In the Sixteenth Regiment Kansas Volunteer Cavalry, organized in the winter of 1863-4, Colonel Werter R. Davis of Baldwin City enrolled many volunteers from Wyandotte county.
The list of officers follows: Sergeants, William Sweeney, William McDonald, William McDowell, Morton Wallace, David B. Johnson, Charles S. Williamson, William Brown, James Breunner, Morgan McIntyre, Samuel T. Hannan, Henry Gray, Charles B. Morgan, William Moore, Isaac G. McGibbon, James W. Powell, John E. Renfro, Thomas Maloney, Franklin W. Patterson; corporals, John Hogan, James C. Barnett, Robert Bayles, Thomas Brereton, John S. Waddel, Francis N. Kennedy, Newton J. Myers, Frederick Oltens, Duncan Kieth, John Kyle and John W. Woodman.
The privates: James Abbot, John B. Akers, George Allison, Abraham Arms, William Anderson, James B. Barnett, John F. Beavers, Reuben Brown, Dennis Buckley, John D. Brown, Jr., Newton Butler, John D. Brown, Sr., William Beamish, Samuel S. Beebe, James M. Barnes, Jeremiah Burrus, Ransom Beach, Alfred Briggs, William Bryson, John Coyle, Peter Cunningham, James Cregg, James Cobine, Joseph C. Coakley, Benjamin Crim, John Carr, M. D. S. Collins, William Clary, Oliver Dorris, Arehelaus Doxsee, William B. Duncan, Nicholas Dedier, Richard Frost, Michael J. Fox, Daniel Fitzgerald, Michael Fitzpatrick, John L. Green, Jacob Hayden, Elias Hampton, Eli Hargis, John W. Hampton, William Hunter, John Harris, Henry Jarvis, John M. Kennedy, Benjamin Keen, James H. Knuckols, James Lewis, Daniel P. Lucas, Milton L. MeAlexander, Dennis Murphy, Bernard McDermott, Ruben Mapes, John Mitchell, William A. McLaughlin, James McTour, Charles H. McLaughlin, Michael McCarthy, John W. Maine, James Noble, Goodlip Oleman, Peter Onnerson, Franklin W. Patterson, John Punch, George W. Patton, Andrew Priddy, Jerome Payne, Henry Perry, Pasehal Poekett, John W. Pearson, William Reed, James R. M. Renfro, George W. Ratliff, Jefferson C. Saylor, George Spicer, William M. Sears, William J. Sears, Luther Shorkman, Thomas Sullivan, John R. Smith, John Thayer, Herman Thayer, Edwin E. Willis, Joseph Whitecrow, Jackson Wiletrout, Alphonse B. Wolf, James C. Wilkinson, Ephraim B. Warren, John Wahlenmeyer and John S Waddel.

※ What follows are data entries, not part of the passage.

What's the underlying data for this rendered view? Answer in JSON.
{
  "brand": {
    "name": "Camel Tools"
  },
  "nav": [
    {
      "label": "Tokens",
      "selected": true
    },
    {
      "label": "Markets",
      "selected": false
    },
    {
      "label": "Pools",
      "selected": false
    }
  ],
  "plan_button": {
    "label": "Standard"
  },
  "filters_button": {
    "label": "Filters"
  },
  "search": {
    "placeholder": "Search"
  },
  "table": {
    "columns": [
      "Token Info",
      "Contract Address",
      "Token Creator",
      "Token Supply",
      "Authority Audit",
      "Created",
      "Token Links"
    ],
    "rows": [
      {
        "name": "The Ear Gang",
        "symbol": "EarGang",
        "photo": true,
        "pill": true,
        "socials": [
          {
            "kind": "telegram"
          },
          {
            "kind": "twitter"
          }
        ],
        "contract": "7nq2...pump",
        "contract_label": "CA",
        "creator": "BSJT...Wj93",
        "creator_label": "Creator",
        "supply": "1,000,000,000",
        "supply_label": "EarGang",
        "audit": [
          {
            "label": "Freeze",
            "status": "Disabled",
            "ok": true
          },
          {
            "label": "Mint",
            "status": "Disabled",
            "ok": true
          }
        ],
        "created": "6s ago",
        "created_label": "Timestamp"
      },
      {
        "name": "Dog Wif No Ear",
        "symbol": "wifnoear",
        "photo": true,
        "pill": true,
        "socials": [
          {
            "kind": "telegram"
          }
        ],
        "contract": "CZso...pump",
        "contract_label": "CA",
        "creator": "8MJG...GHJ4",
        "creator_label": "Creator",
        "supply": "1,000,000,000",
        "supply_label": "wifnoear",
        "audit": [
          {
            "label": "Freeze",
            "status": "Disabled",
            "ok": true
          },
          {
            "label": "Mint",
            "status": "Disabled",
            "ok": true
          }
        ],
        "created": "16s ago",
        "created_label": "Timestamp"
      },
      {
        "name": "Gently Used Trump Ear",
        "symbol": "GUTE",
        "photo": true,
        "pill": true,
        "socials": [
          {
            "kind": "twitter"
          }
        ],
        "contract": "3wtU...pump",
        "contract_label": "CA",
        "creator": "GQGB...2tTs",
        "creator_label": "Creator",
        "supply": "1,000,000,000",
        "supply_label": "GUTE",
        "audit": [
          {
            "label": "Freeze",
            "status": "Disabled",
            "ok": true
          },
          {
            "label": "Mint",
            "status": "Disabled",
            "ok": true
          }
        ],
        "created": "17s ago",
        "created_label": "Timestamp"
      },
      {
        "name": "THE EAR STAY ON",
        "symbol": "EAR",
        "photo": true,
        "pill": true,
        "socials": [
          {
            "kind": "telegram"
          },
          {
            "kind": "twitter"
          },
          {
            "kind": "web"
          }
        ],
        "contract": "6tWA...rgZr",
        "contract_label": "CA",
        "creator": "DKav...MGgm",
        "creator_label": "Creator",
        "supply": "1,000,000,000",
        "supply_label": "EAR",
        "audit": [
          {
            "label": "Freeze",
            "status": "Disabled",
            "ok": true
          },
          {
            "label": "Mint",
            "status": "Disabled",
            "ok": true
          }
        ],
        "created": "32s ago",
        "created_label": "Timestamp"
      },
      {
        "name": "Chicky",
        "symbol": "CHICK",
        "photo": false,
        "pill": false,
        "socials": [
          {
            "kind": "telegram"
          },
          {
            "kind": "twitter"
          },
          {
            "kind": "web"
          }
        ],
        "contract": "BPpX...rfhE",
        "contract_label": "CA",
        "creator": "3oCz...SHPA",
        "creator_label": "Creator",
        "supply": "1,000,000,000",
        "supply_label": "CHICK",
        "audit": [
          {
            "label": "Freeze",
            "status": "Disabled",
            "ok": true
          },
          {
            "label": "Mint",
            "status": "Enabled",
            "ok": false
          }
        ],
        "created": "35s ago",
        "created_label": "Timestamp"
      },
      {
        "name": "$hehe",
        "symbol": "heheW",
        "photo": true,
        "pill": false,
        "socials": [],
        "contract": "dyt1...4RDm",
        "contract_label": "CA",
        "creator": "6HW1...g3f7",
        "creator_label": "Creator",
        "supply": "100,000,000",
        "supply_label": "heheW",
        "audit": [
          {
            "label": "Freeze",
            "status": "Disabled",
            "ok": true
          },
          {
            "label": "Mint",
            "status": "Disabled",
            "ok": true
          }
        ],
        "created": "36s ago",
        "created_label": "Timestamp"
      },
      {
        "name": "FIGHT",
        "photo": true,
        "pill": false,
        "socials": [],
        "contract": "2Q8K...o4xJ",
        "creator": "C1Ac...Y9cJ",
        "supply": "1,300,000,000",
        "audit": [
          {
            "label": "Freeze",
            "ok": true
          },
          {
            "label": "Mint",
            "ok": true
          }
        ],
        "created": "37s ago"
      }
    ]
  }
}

Of the one hundred and nineteen officers and men from Wyandotte county who served in the Sixteenth in the two years of its existence nine died from disease, six were discharged for disability, eleven deserted and the remainder were mustered out on December 6, 1865.
Those who died from disease were Edwin E. Willis, George Allison, Henry Gray, James McTour, Luther Shorkman, Jeremiah Burrus, Richard Frost, Elias J. Hampton and John W. Maine.
THE KANSAS COLORED REGIMENTS
The number of volunteer soldiers from Wyandotte county that served in the colored regiments was: 206 in the First Colored Regiment, 102 in the Second, 35 in the Independent Colored Kansas Battery, and 80 in the Eighteenth United States Colored Infantry. The total was 483.